That is the polite way of saying, “I like it here but you’re not getting a discount.”

While Hart will have made a tidy $33 million in his career when this season ends, his next four-year contract will be worth more than double that amount — this is the deal that sets up generational wealth for Hart’s family. This is a business and he has to make the decision best for him, as much as he may love the Knicks.

Expect the Knicks to pay up, especially as long as Thibodeau is around. This is a deal that should come together.

But first, Hart and the Knicks are headed to the playoffs, and Madison Square Garden will be rocking. It’s going to be the kind of experience that makes a guy want to stay with a team.

Hall of Famer, Knicks legend Willis Reed dies at 80

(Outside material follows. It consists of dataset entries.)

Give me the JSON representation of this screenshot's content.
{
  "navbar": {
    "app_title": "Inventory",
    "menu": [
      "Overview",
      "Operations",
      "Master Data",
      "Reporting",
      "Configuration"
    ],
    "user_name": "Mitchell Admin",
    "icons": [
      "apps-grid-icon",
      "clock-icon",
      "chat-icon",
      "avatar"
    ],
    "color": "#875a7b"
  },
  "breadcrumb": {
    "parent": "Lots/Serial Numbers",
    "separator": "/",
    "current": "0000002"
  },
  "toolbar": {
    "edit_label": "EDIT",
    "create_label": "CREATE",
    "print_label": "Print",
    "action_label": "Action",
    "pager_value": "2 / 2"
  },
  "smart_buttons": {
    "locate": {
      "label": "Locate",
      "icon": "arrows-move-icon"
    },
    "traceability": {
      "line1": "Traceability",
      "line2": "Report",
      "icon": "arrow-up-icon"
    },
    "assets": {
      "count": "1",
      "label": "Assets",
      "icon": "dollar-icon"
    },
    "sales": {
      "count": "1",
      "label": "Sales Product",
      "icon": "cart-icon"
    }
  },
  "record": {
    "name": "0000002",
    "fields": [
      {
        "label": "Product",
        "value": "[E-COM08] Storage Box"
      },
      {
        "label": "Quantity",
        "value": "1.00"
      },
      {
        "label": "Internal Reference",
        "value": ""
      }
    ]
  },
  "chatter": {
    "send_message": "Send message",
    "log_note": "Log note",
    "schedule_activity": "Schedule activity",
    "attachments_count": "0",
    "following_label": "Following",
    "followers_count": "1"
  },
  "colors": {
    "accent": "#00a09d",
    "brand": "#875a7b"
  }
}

Willis Reed, the legendary Knicks’ center whose dramatic entrance onto the Madison Square Garden floor minutes before Game 7 of the 1970 NBA Finals sparked the team to its first title, has died at the age of 80.

The National Basketball Retired Players Association announced Reed’s passing. While no cause of death was announced, it was known Reed had been in poor health for some time.

“Willis Reed was the ultimate team player and consummate leader,” NBA Commissioner Adam Silver said in a statement. “My earliest and fondest memories of NBA basketball are of watching Willis, who embodied the winning spirit that defined the New York Knicks’ championship teams in the early 1970s. He played the game with remarkable passion and determination, and his inspiring comeback in Game 7 of the 1970 NBA Finals remains one of the most iconic moments in all of sports.

“As a league MVP, two-time NBA Finals MVP and member of the NBA’s 50th and 75th Anniversary Teams, Willis was a decorated player who took great pride in his consistency. Following his playing career, Willis mentored the next generation as a coach, team executive and proud HBCU alumnus. We send our deepest condolences to Willis’ wife, Gale, his family, and many friends and fans.”

Reed had an amazing career — highlighted by the two NBA titles and two NBA Finals MVP awards, plus being a seven-time All-Star — but he is best remembered for a legendary 1969-70 season. That year he became the first player to sweep the regular season, All-Star Game and NBA Finals MVP awards.

However, it was him walking out on the court for Game 7 of the Finals in 1970 — after he suffered a thigh injury in Game 5 and had to miss Game 6 of the series, and the Knicks had no answer for the Lakers’ Wilt Chamberlain without him — that became the moment of legend. Reed scored four early points that game, and while he was limited the rest of the way he sparked the team to its first title (Walt Frazier’s 36 points and 19 assists had something to do with the win, too).

Reed was born in 1942 in Hico, Louisiana, and stayed in the state through college, leading Grambling State to the 1961 NAIA title. Considered an undersized center at 6’9 “, teams quickly learned he played much bigger than that as he went on to win the 1965 Rookie of the Year award.

Reed averaged 18.7 points and 12.9 rebounds a season over the course of his career, and he had his No.19 retired by the Knicks. He was elected to the Hall of Fame in 1982.